[Provided information]:

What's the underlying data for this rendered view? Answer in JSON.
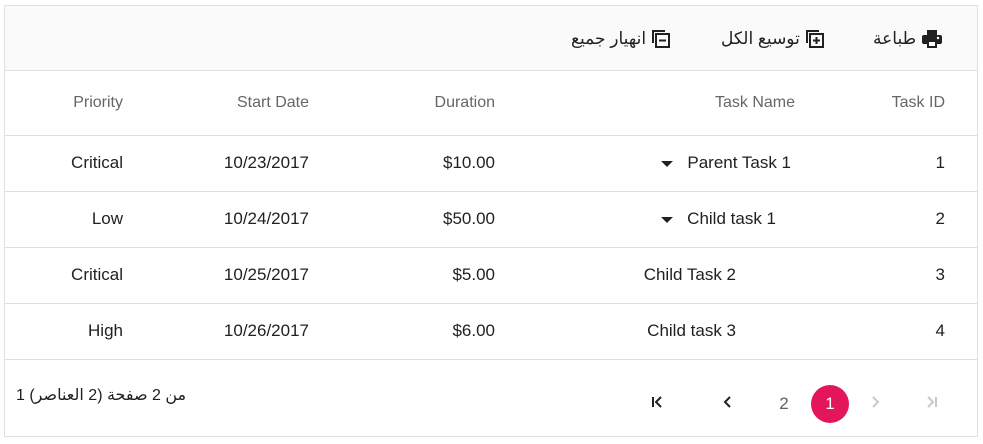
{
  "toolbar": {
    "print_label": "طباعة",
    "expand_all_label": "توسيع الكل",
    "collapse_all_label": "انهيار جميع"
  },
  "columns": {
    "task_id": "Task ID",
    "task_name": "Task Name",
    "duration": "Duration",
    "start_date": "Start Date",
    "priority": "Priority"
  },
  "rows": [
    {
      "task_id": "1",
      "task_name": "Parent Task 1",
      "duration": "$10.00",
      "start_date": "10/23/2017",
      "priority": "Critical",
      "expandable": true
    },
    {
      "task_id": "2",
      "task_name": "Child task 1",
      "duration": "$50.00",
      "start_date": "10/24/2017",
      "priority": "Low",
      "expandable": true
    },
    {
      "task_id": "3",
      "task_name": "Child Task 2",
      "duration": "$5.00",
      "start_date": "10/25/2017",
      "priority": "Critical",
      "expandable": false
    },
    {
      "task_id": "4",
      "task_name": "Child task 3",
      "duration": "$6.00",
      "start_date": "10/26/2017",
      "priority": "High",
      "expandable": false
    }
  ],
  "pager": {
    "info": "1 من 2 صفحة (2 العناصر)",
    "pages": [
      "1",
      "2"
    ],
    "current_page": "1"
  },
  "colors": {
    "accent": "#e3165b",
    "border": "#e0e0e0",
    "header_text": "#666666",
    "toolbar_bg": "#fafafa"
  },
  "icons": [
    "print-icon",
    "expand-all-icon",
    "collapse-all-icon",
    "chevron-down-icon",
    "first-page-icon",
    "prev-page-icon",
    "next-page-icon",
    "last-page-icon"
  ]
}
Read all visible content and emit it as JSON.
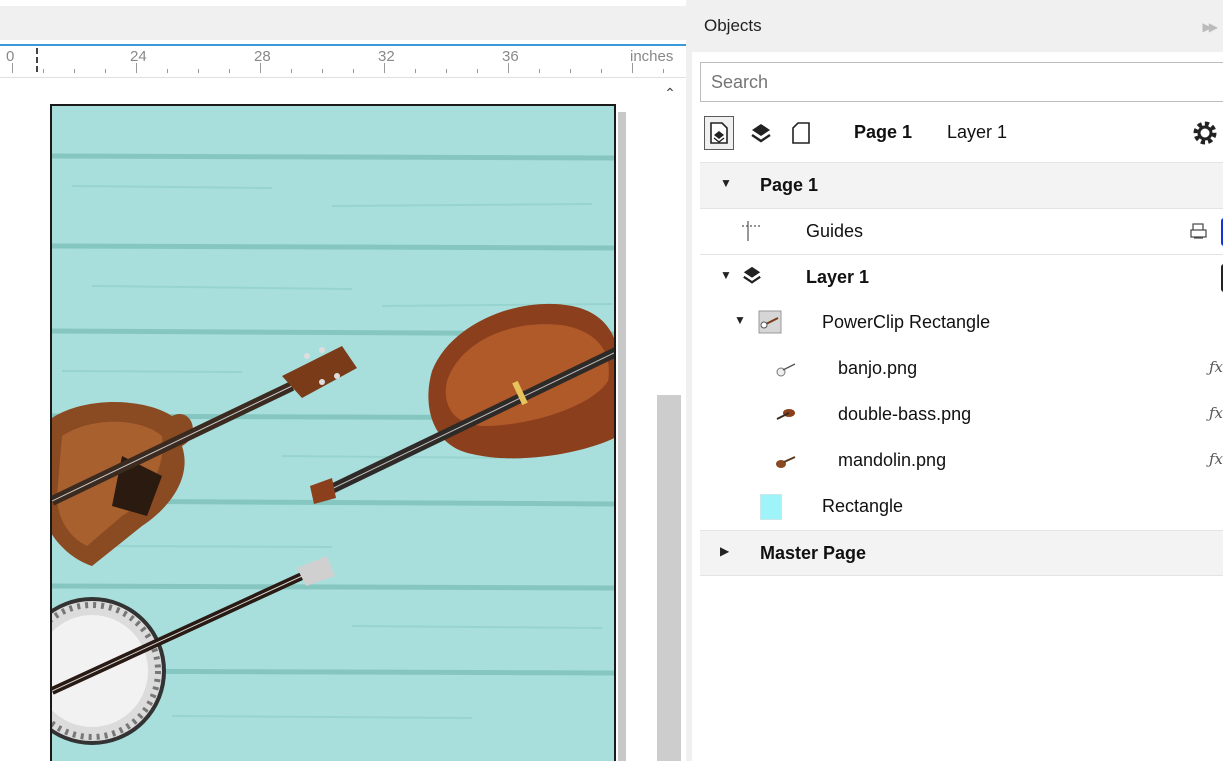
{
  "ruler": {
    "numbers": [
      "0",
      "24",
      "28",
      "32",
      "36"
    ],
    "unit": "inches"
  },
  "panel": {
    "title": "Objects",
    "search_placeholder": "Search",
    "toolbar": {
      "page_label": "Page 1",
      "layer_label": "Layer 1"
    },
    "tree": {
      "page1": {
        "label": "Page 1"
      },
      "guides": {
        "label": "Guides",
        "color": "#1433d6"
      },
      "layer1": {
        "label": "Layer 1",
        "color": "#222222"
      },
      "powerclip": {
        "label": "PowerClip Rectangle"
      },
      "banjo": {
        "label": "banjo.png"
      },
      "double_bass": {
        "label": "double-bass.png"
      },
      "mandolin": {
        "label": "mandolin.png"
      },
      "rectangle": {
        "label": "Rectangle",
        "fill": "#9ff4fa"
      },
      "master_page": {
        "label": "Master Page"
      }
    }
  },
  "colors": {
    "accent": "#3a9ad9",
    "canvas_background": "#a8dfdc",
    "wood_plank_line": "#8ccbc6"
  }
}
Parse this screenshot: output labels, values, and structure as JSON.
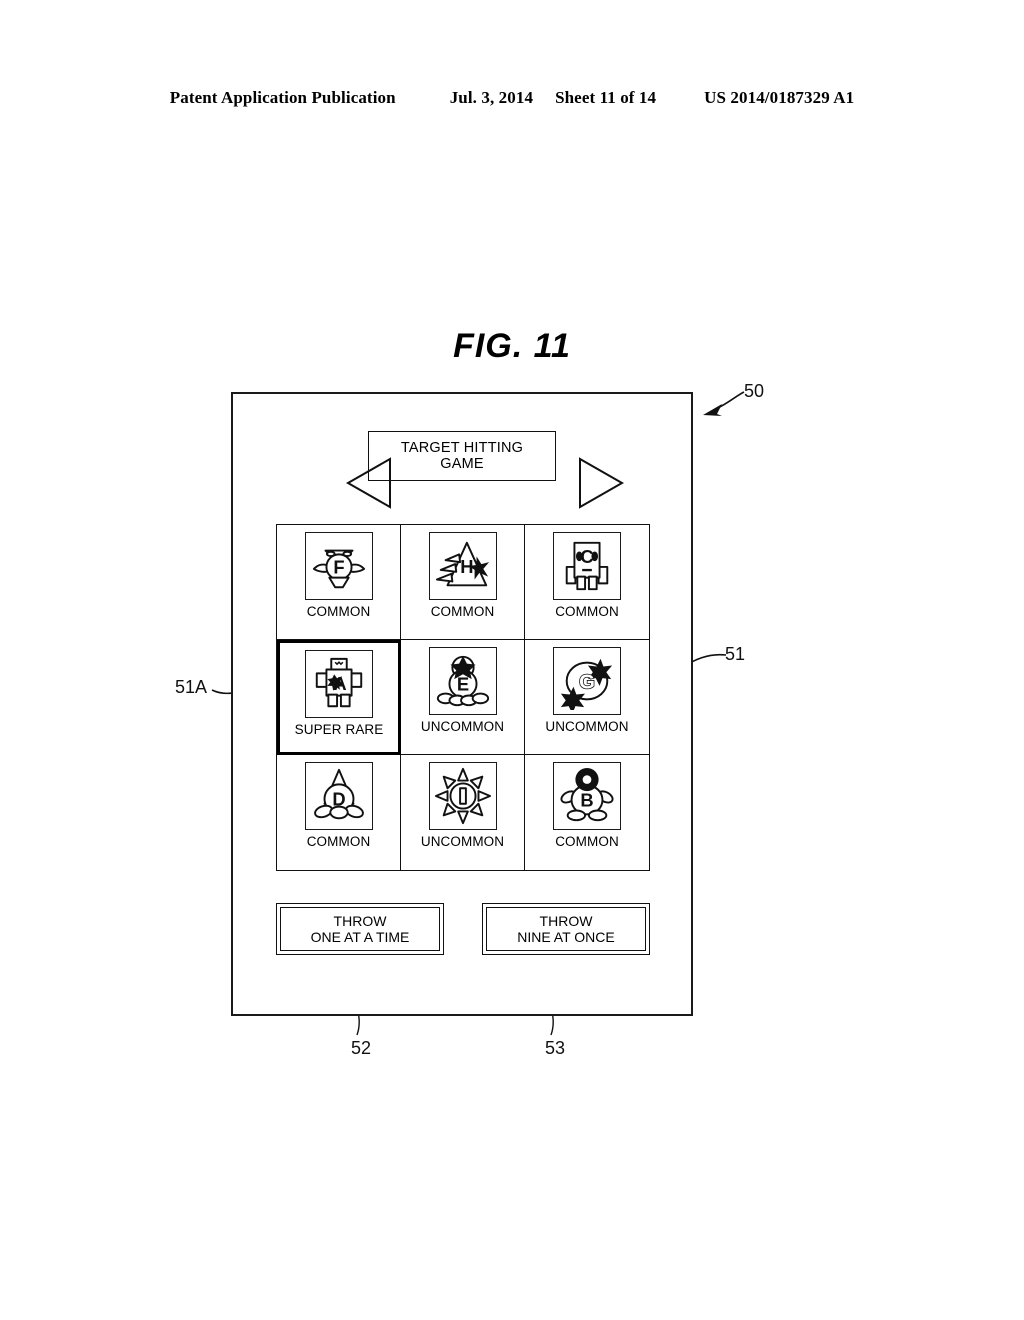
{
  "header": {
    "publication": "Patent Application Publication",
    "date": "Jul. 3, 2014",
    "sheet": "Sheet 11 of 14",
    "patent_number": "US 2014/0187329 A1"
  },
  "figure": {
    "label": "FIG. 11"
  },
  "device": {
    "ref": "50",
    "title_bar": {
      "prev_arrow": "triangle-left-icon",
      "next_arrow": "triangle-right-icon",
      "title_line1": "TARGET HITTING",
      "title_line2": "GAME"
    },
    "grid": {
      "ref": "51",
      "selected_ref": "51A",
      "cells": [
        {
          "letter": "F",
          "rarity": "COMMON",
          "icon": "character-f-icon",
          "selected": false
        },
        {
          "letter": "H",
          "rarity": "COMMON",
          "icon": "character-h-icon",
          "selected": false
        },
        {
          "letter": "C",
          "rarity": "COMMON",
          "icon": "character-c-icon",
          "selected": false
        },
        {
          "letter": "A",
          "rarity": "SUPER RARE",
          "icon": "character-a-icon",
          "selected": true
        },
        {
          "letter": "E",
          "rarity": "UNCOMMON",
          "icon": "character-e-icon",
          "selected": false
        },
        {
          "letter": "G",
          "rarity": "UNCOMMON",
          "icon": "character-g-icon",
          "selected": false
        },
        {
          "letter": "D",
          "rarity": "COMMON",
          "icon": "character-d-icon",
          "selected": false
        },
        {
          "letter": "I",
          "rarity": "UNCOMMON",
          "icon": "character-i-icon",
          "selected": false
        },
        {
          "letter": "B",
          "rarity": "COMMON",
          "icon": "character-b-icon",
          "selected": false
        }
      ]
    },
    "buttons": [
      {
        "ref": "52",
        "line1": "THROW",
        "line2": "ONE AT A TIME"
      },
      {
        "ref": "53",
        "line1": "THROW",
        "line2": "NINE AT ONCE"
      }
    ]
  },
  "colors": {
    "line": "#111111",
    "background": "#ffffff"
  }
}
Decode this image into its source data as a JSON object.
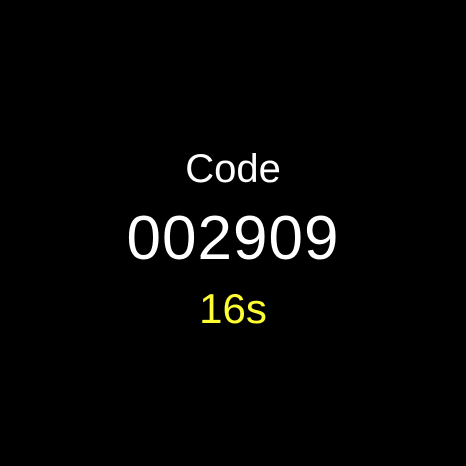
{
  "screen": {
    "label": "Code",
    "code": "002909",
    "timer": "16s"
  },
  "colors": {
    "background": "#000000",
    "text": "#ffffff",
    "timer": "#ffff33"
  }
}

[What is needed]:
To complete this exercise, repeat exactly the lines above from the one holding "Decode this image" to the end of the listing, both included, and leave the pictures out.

[Your response]:
Decode this image into its source data as a JSON object.
{
  "screen": {
    "label": "Code",
    "code": "002909",
    "timer": "16s"
  },
  "colors": {
    "background": "#000000",
    "text": "#ffffff",
    "timer": "#ffff33"
  }
}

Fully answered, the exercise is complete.